S. Acharya, J.
1. This is a revision by ten petitioners whose conviction and sentence under Section 294, I. P. C., as passed by Sri D. Naik, Magistrate, 1st Class (Judicial), Aska has been upheld by the learned Sessions Judge, Ganjam by his judgment dated 12-9-1966 passed in Criminal Appeal No. 10 of 1966 (G).
2. The prosecution case in short is that the complainant on the date of occurrence had another criminal case before the First Class Magistrate, Aska against the accused persons, and after the adjournment of the said case to another date he came away from the Court and was taking rest under a banian tree near the Grain Gola of Aska. It is alleged that the accused persons while returning by that way, abused the complainant in filthy language and threatened to assault him, when they saw him sitting under the banian tree. Some persons who were passing on the road nearby intervened and saved the complainant from being assaulted by the accused persons.
3. The petitioners in their defence stated that the complainant has foisted this false case against them due to previous enmity.
4. The learned trial court convicted the petitioners under Sections 294 and 352, I. P. C. read with Section 34 I.P.C. The trial court in passing the sentence against the petitioners ordered as follows:
'They are sentenced to pay a fine of Rs. 51 (fifty one), in default of payment of the fine to undergo rigorous imprisonment for one month each under each count of the offences proved against them.'
5. The appellate court found that the charge under Section 352/34, I. P. C. was not proved beyond all reasonable doubt against any of the appellants (the petitioners in this Court) and as such set aside the conviction and sentence passed against them on this count. The said court on a finding that the offence under Section 294, I. P. C. was proved against all the petitioners confirmed the order of conviction and sentence of the trial court on this count.

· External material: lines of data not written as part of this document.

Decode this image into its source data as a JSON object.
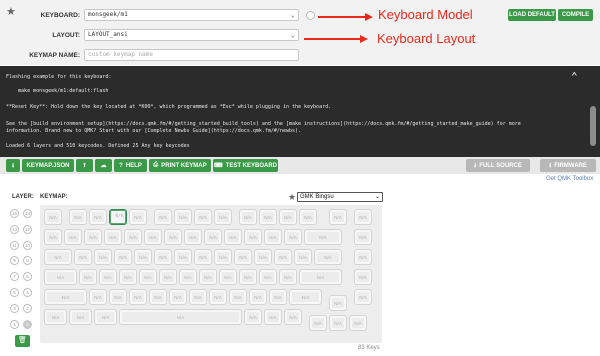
{
  "header": {
    "keyboard_label": "KEYBOARD:",
    "keyboard_value": "monsgeek/m1",
    "layout_label": "LAYOUT:",
    "layout_value": "LAYOUT_ansi",
    "keymap_name_label": "KEYMAP NAME:",
    "keymap_name_placeholder": "custom keymap name",
    "load_default_label": "LOAD DEFAULT",
    "compile_label": "COMPILE"
  },
  "annotations": {
    "model": "Keyboard  Model",
    "layout": "Keyboard Layout"
  },
  "console": {
    "lines": [
      "Flashing example for this keyboard:",
      "    make monsgeek/m1:default:flash",
      "**Reset Key**: Hold down the key located at *K00*, which programmed as *Esc* while plugging in the keyboard.",
      "See the [build environment setup](https://docs.qmk.fm/#/getting_started_build_tools) and the [make instructions](https://docs.qmk.fm/#/getting_started_make_guide) for more",
      "information. Brand new to QMK? Start with our [Complete Newbs Guide](https://docs.qmk.fm/#/newbs).",
      "Loaded 6 layers and 510 keycodes. Defined 25 Any key keycodes"
    ]
  },
  "toolbar": {
    "keymap_json_label": "KEYMAP.JSON",
    "help_label": "HELP",
    "print_keymap_label": "PRINT KEYMAP",
    "test_keyboard_label": "TEST KEYBOARD",
    "full_source_label": "FULL SOURCE",
    "firmware_label": "FIRMWARE",
    "get_toolbox_label": "Get QMK Toolbox"
  },
  "editor": {
    "layer_label": "LAYER:",
    "keymap_label": "KEYMAP:",
    "keycap_theme": "GMK Bingsu",
    "layers": [
      "15",
      "14",
      "13",
      "12",
      "11",
      "10",
      "9",
      "8",
      "7",
      "6",
      "5",
      "4",
      "3",
      "2",
      "1",
      "0"
    ],
    "active_layer": "0",
    "key_legend": "N/A",
    "keys_count": "83 Keys"
  },
  "colors": {
    "accent_green": "#3a9a48",
    "annotation_red": "#e8291c",
    "console_bg": "#2b2b2b"
  }
}
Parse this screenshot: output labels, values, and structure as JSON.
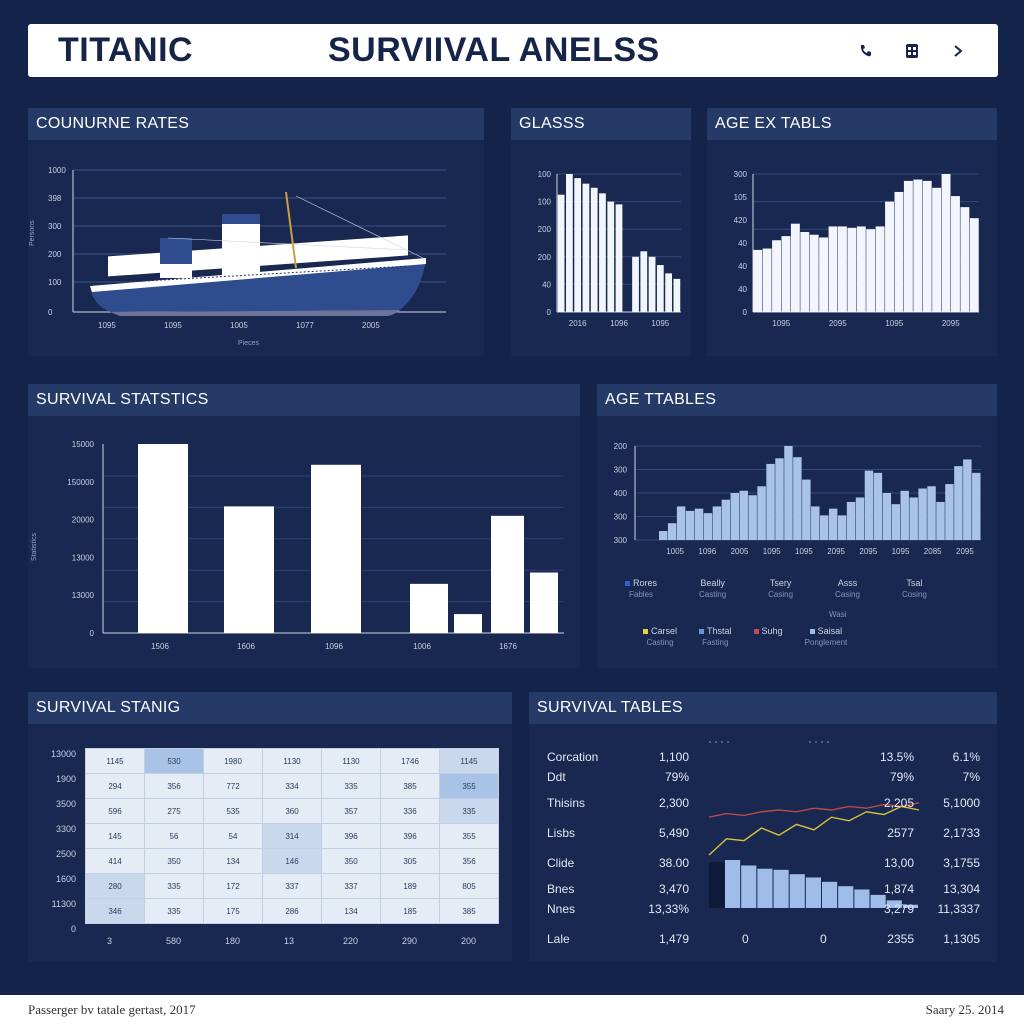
{
  "header": {
    "brand": "TITANIC",
    "title": "SURVIIVAL ANELSS",
    "icons": [
      "phone-icon",
      "grid-icon",
      "chevron-right-icon"
    ]
  },
  "panels": {
    "coun": "COUNURNE RATES",
    "glass": "GLASSS",
    "ageex": "AGE EX TABLS",
    "surv": "SURVIVAL STATSTICS",
    "agetables": "AGE TTABLES",
    "standing": "SURVIVAL STANIG",
    "survtables": "SURVIVAL TABLES"
  },
  "chart_data": [
    {
      "type": "line",
      "panel": "COUNURNE RATES",
      "yticks": [
        "100",
        "200",
        "300",
        "398",
        "1000"
      ],
      "xticks": [
        "1095",
        "1095",
        "1005",
        "1077",
        "2005"
      ],
      "ylabel": "Persons",
      "xlabel": "Pieces",
      "grid": true,
      "note": "illustration of ship drawn over the grid"
    },
    {
      "type": "bar",
      "panel": "GLASSS",
      "yticks": [
        "40",
        "200",
        "200",
        "100",
        "100"
      ],
      "xticks": [
        "2016",
        "1096",
        "1095"
      ],
      "values": [
        85,
        100,
        97,
        93,
        90,
        86,
        80,
        78,
        0,
        40,
        44,
        40,
        34,
        28,
        24
      ]
    },
    {
      "type": "bar",
      "panel": "AGE EX TABLS",
      "yticks": [
        "40",
        "40",
        "40",
        "420",
        "105",
        "300"
      ],
      "xticks": [
        "1095",
        "2095",
        "1095",
        "2095"
      ],
      "values": [
        45,
        46,
        52,
        55,
        64,
        58,
        56,
        54,
        62,
        62,
        61,
        62,
        60,
        62,
        80,
        87,
        95,
        96,
        95,
        90,
        100,
        84,
        76,
        68
      ]
    },
    {
      "type": "bar",
      "panel": "SURVIVAL STATSTICS",
      "yticks": [
        "0",
        "13000",
        "13000",
        "20000",
        "150000",
        "15000"
      ],
      "xticks": [
        "1506",
        "1606",
        "1096",
        "1006",
        "1676"
      ],
      "ylabel": "Statistics",
      "values": [
        100,
        67,
        89,
        26,
        10,
        62,
        32
      ]
    },
    {
      "type": "bar",
      "panel": "AGE TTABLES",
      "yticks": [
        "300",
        "300",
        "400",
        "300",
        "200"
      ],
      "xticks": [
        "1005",
        "1096",
        "2005",
        "1095",
        "1095",
        "2095",
        "2095",
        "1095",
        "2085",
        "2095"
      ],
      "values": [
        8,
        15,
        30,
        26,
        28,
        24,
        30,
        36,
        42,
        44,
        40,
        48,
        68,
        73,
        84,
        74,
        54,
        30,
        22,
        28,
        22,
        34,
        38,
        62,
        60,
        42,
        32,
        44,
        38,
        46,
        48,
        34,
        50,
        66,
        72,
        60
      ]
    },
    {
      "type": "table",
      "panel": "SURVIVAL STANIG",
      "yticks": [
        "0",
        "11300",
        "1600",
        "2500",
        "3300",
        "3500",
        "1900",
        "13000"
      ],
      "xticks": [
        "3",
        "580",
        "180",
        "13",
        "220",
        "290",
        "200"
      ],
      "rows": [
        [
          "1145",
          "530",
          "1980",
          "1130",
          "1130",
          "1746",
          "1145"
        ],
        [
          "294",
          "356",
          "772",
          "334",
          "335",
          "385",
          "355"
        ],
        [
          "596",
          "275",
          "535",
          "360",
          "357",
          "336",
          "335"
        ],
        [
          "145",
          "56",
          "54",
          "314",
          "396",
          "396",
          "355"
        ],
        [
          "414",
          "350",
          "134",
          "146",
          "350",
          "305",
          "356"
        ],
        [
          "280",
          "335",
          "172",
          "337",
          "337",
          "189",
          "805"
        ],
        [
          "346",
          "335",
          "175",
          "286",
          "134",
          "185",
          "385"
        ]
      ]
    },
    {
      "type": "line",
      "panel": "SURVIVAL TABLES",
      "series": [
        {
          "values": [
            10,
            28,
            26,
            40,
            32,
            44,
            38,
            52,
            48,
            58,
            55,
            64,
            60
          ]
        },
        {
          "values": [
            52,
            56,
            54,
            58,
            60,
            58,
            62,
            60,
            64,
            62,
            66,
            64,
            68
          ]
        }
      ],
      "bars": [
        88,
        78,
        72,
        70,
        62,
        56,
        48,
        40,
        34,
        24,
        14,
        6
      ]
    }
  ],
  "legend_top": [
    {
      "label": "Rores",
      "sub": "Fables",
      "color": "#2f63c8"
    },
    {
      "label": "Beally",
      "sub": "Casting",
      "color": ""
    },
    {
      "label": "Tsery",
      "sub": "Casing",
      "color": ""
    },
    {
      "label": "Asss",
      "sub": "Casing",
      "color": ""
    },
    {
      "label": "Tsal",
      "sub": "Cosing",
      "color": ""
    }
  ],
  "legend_mid": "Wasi",
  "legend_bottom": [
    {
      "label": "Carsel",
      "sub": "Casting",
      "color": "#e4d23a"
    },
    {
      "label": "Thstal",
      "sub": "Fasting",
      "color": "#6d8fe0"
    },
    {
      "label": "Suhg",
      "sub": "",
      "color": "#c04c54"
    },
    {
      "label": "Saisal",
      "sub": "Ponglement",
      "color": "#9fbde8"
    }
  ],
  "stats": [
    {
      "label": "Corcation",
      "v1": "1,100",
      "v2": "",
      "v3": "13.5%",
      "v4": "6.1%"
    },
    {
      "label": "Ddt",
      "v1": "79%",
      "v2": "",
      "v3": "79%",
      "v4": "7%"
    },
    {
      "label": "Thisins",
      "v1": "2,300",
      "v2": "",
      "v3": "2,205",
      "v4": "5,1000"
    },
    {
      "label": "Lisbs",
      "v1": "5,490",
      "v2": "",
      "v3": "2577",
      "v4": "2,1733"
    },
    {
      "label": "Clide",
      "v1": "38.00",
      "v2": "",
      "v3": "13,00",
      "v4": "3,1755"
    },
    {
      "label": "Bnes",
      "v1": "3,470",
      "v2": "",
      "v3": "1,874",
      "v4": "13,304"
    },
    {
      "label": "Nnes",
      "v1": "13,33%",
      "v2": "",
      "v3": "3,279",
      "v4": "11,3337"
    },
    {
      "label": "Lale",
      "v1": "1,479",
      "v2": "0",
      "v2b": "0",
      "v3": "2355",
      "v4": "1,1305"
    }
  ],
  "footer": {
    "left": "Passerger bv tatale gertast, 2017",
    "right": "Saary 25. 2014"
  },
  "colors": {
    "background": "#14234a",
    "panel": "#182850",
    "panel_header": "#263a68",
    "bar": "#ffffff",
    "bar_light": "#a9c3e6",
    "line_yellow": "#d6c23a",
    "line_red": "#b84a4a"
  }
}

6. Mr. P. V. B. Rao appearing for the petitioners contended, amongst other things that the ingredients constituting the offence under Section 294, I. P. C. have not been established, and that there was no finding that the offensive words were uttered at or near a public place. It was also urged that the P. Ws. supporting the complainant's case were highly interested, and as the appellate court did not place any reliance on their evidence regarding the offence under Sections 352/34, I. P. C., he should not have placed any reliance on them in respect of other minor allegations against the petitioners. It was also urged bv Mr. Eao that it is highly improbable that all the ten petitioners would have uttered exactly the same alleged offensive words and that the alleged offensive words cannot be considered as obscene words considering the status of the parties involved in the incident.
7-9. There was strained feeling between the parties and the appellate court disbelieved the major part or the prosecution case by holding that the prosecution evidence did not inspire confidence. This being so one has to be cautious in scrutinizing and scanning the evidence in order to examine the correctness or otherwise of the conviction under Section 294, I. P. G. upheld against the petitioners.

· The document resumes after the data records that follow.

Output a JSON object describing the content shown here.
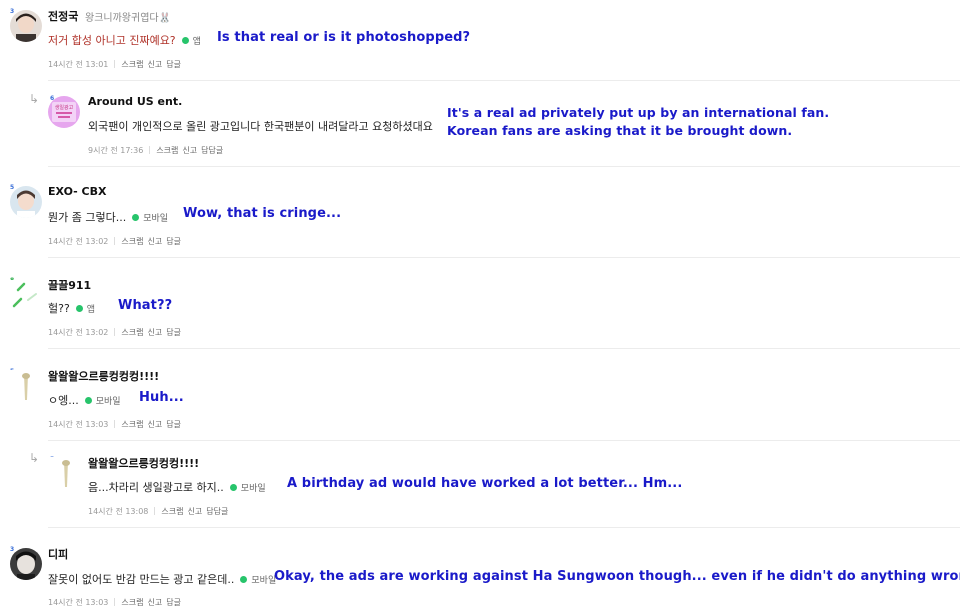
{
  "comments": [
    {
      "nick": "전정국",
      "nick_sub": "왕크니까왕귀엽다🐰",
      "level": "3",
      "text": "저거 합성 아니고 진짜예요?",
      "source": "앱",
      "time": "14시간 전 13:01",
      "actions": [
        "스크랩",
        "신고",
        "답글"
      ],
      "translation": "Is that real or is it photoshopped?"
    },
    {
      "nick": "Around US ent.",
      "level": "6",
      "avatar_text": "생일광고",
      "text": "외국팬이 개인적으로 올린 광고입니다 한국팬분이 내려달라고 요청하셨대요",
      "time": "9시간 전 17:36",
      "actions": [
        "스크랩",
        "신고",
        "답답글"
      ],
      "translation_lines": [
        "It's a real ad privately put up by an international fan.",
        "Korean fans are asking that it be brought down."
      ]
    },
    {
      "nick": "EXO- CBX",
      "level": "5",
      "text": "뭔가 좀 그렇다...",
      "source": "모바일",
      "time": "14시간 전 13:02",
      "actions": [
        "스크랩",
        "신고",
        "답글"
      ],
      "translation": "Wow, that is cringe..."
    },
    {
      "nick": "끌끌911",
      "level": "8",
      "text": "헐??",
      "source": "앱",
      "time": "14시간 전 13:02",
      "actions": [
        "스크랩",
        "신고",
        "답글"
      ],
      "translation": "What??"
    },
    {
      "nick": "왈왈왈으르릉컹컹컹!!!!",
      "level": "5",
      "text": "ㅇ엥...",
      "source": "모바일",
      "time": "14시간 전 13:03",
      "actions": [
        "스크랩",
        "신고",
        "답글"
      ],
      "translation": "Huh..."
    },
    {
      "nick": "왈왈왈으르릉컹컹컹!!!!",
      "level": "5",
      "text": "음...차라리 생일광고로 하지..",
      "source": "모바일",
      "time": "14시간 전 13:08",
      "actions": [
        "스크랩",
        "신고",
        "답답글"
      ],
      "translation": "A birthday ad would have worked a lot better... Hm..."
    },
    {
      "nick": "디피",
      "level": "3",
      "text": "잘못이 없어도 반감 만드는 광고 같은데..",
      "source": "모바일",
      "time": "14시간 전 13:03",
      "actions": [
        "스크랩",
        "신고",
        "답글"
      ],
      "translation": "Okay, the ads are working against Ha Sungwoon though... even if he didn't do anything wrong."
    }
  ],
  "colors": {
    "translation": "#1a1ac9",
    "online_dot": "#27c46b",
    "red_text": "#b0332a"
  },
  "icons": {
    "reply": "reply-arrow-icon",
    "online": "online-dot-icon"
  }
}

[After considering evidence His Lordship proceeded.]
10. In view of all that has been stated above, it is difficult for me to come to a definite finding that the offence under Section 294, I. P. C. has been proved against the petitioners beyond all reasonable doubts. I would, therefore, on giving the petitioners the benefit of doubt, set aside their conviction under Section 294, I. P. C. and they are hereby acquitted. The fine if realised from the petitioners be forthwith refunded to them.

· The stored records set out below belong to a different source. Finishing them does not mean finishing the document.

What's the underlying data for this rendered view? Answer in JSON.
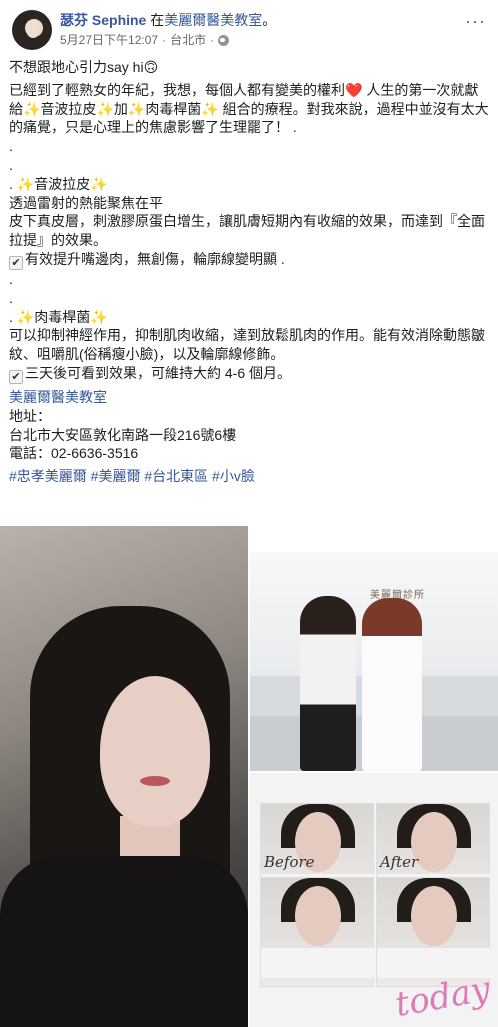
{
  "post": {
    "author": "瑟芬 Sephine",
    "at_text": "在",
    "location_page": "美麗爾醫美教室",
    "location_suffix": "。",
    "date": "5月27日下午12:07",
    "separator": "·",
    "city": "台北市",
    "separator2": "·",
    "privacy_icon": "globe-icon",
    "more_icon": "ellipsis-icon"
  },
  "body": {
    "line_intro": "不想跟地心引力say hi🙃",
    "line_p1a": "已經到了輕熟女的年紀，我想，每個人都有變美的權利",
    "line_p1b": " 人生的第一次就獻給",
    "line_p1c": "音波拉皮",
    "line_p1d": "加",
    "line_p1e": "肉毒桿菌",
    "line_p1f": " 組合的療程。對我來說，過程中並沒有太大的痛覺，只是心理上的焦慮影響了生理罷了！ .",
    "dot1": ".",
    "dot2": ".",
    "sec1_prefix": ". ",
    "sec1_title": "音波拉皮",
    "sec1_l1": "透過雷射的熱能聚焦在平",
    "sec1_l2": "皮下真皮層，刺激膠原蛋白增生，讓肌膚短期內有收縮的效果，而達到『全面拉提』的效果。",
    "sec1_check": "有效提升嘴邊肉，無創傷，輪廓線變明顯 .",
    "dot3": ".",
    "dot4": ".",
    "sec2_prefix": ". ",
    "sec2_title": "肉毒桿菌",
    "sec2_l1": "可以抑制神經作用，抑制肌肉收縮，達到放鬆肌肉的作用。能有效消除動態皺紋、咀嚼肌(俗稱瘦小臉)，以及輪廓線修飾。",
    "sec2_check": "三天後可看到效果，可維持大約 4-6 個月。",
    "clinic_link": "美麗爾醫美教室",
    "address_label": "地址：",
    "address": "台北市大安區敦化南路一段216號6樓",
    "phone": "電話：02-6636-3516",
    "hashtags": "#忠孝美麗爾 #美麗爾 #台北東區 #小v臉",
    "sparkle": "✨",
    "heart": "❤️",
    "check": "✔"
  },
  "photos": {
    "clinic_sign": "美麗爾診所",
    "before": "Before",
    "after": "After",
    "watermark": "today"
  }
}
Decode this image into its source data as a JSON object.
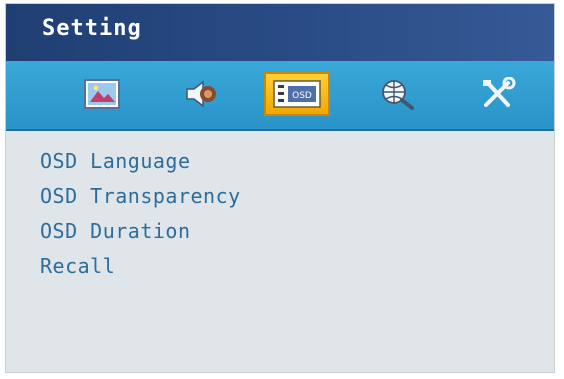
{
  "header": {
    "title": "Setting"
  },
  "tabs": [
    {
      "name": "picture",
      "icon": "picture-icon",
      "active": false
    },
    {
      "name": "audio",
      "icon": "speaker-icon",
      "active": false
    },
    {
      "name": "osd",
      "icon": "osd-setting-icon",
      "active": true,
      "icon_text": "OSD"
    },
    {
      "name": "input",
      "icon": "globe-magnifier-icon",
      "active": false
    },
    {
      "name": "tools",
      "icon": "tools-icon",
      "active": false
    }
  ],
  "menu": {
    "items": [
      "OSD Language",
      "OSD Transparency",
      "OSD Duration",
      "Recall"
    ]
  },
  "colors": {
    "title_bar": "#2a4c86",
    "icon_bar": "#2a93c8",
    "active_tab": "#f0a800",
    "menu_text": "#2d6d9c",
    "panel": "#dfe5e8"
  }
}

11. I would, however, like to observe in this case that the trial court while holding the petitioners guilty under Sections 294 and 352, I. P, C. read with Section 34, I. P. C. acted in a negligent manner in passing the sentence as follows :--
'They are sentenced to pay a fine of Rs. 51 (fifty-one), in default of payment of the fine to undergo rigorous imprisonment for one month each under each count of the offences proved against them.'
From a reading of the above sentence it would appear that the petitioners were conjointly ordered to pay a fine of Rs. 51 only for their above conviction on two heads, but in default of payment of this fine each of them was to undergo rigorous imprisonment for one month under each count. Moreover, it is generally the proper course where an accused person is convicted in one trial for more than one offence, that a separate sentence should be passed in respect of each such conviction regard being had to the provisions of Section 35, Cr. P. C. so that if the conviction in respect of offence is set aside, as in this case, the sentence imposed in respect of that offence only would go. The word 'may' in Section 35 of the Code of Criminal Procedure, not only confers a power but also imposes a duty of putting it in use. Passing of a cumulative sentence, instead of separate sentences, upon an accused person convicted at one trial of two or more offences, is not the order, but is an exception only under certain circumstances enumerated under Section 71, I.P.C. The courts in passing sentences should be careful enough in setting out the order so as not to leave any ambiguity in the same which might give rise to complications in enforcing the sentence and in dealing with the matter in appeal or in revision.
12. The revision is allowed.